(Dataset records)
########################################

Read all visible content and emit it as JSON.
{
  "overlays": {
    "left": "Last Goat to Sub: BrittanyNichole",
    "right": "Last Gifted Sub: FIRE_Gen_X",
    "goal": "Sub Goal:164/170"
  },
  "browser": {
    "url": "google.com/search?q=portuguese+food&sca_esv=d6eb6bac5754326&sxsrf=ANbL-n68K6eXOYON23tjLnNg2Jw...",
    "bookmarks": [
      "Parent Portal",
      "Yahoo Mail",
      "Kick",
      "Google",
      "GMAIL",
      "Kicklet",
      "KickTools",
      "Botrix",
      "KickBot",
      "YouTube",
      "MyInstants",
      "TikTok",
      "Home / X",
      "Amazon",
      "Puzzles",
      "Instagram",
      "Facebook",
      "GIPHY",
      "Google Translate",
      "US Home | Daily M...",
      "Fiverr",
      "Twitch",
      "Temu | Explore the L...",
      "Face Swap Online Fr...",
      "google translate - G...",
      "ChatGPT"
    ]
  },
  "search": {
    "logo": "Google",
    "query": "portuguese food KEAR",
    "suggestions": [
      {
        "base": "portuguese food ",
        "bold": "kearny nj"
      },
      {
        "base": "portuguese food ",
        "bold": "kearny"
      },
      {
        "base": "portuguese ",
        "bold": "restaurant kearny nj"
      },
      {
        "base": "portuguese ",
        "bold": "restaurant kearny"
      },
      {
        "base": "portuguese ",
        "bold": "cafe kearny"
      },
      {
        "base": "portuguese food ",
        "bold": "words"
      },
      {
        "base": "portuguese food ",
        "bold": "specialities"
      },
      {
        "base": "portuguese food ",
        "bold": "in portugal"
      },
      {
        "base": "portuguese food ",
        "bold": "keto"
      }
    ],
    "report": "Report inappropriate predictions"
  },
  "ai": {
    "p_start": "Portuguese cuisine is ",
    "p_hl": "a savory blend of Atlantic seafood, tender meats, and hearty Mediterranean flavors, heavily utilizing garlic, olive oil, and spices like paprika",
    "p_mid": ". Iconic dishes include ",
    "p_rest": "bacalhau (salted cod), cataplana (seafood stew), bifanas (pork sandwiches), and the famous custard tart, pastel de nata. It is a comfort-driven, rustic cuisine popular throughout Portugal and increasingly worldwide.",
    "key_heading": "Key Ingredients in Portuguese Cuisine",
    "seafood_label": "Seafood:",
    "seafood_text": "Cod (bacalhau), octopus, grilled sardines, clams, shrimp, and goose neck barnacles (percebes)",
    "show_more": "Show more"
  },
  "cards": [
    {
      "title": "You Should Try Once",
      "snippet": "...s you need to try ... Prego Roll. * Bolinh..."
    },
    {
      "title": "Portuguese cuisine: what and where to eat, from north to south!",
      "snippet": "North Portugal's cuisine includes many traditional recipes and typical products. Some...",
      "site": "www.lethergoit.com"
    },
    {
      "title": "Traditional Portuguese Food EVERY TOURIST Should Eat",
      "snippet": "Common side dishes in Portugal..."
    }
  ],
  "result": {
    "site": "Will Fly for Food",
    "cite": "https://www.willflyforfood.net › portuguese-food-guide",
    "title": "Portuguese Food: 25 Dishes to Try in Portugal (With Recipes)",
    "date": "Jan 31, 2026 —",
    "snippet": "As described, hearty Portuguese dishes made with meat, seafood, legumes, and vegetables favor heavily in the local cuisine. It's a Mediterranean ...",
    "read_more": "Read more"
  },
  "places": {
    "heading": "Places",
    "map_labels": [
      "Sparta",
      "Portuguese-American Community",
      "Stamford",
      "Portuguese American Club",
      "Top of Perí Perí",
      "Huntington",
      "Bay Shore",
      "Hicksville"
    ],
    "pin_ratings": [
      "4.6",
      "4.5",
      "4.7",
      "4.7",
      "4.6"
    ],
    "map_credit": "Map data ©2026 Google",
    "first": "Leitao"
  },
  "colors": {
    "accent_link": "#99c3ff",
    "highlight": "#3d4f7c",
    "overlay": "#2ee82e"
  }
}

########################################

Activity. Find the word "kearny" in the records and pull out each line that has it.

Written solution.
        "bold": "kearny nj"
        "bold": "kearny"
        "bold": "restaurant kearny nj"
        "bold": "restaurant kearny"
        "bold": "cafe kearny"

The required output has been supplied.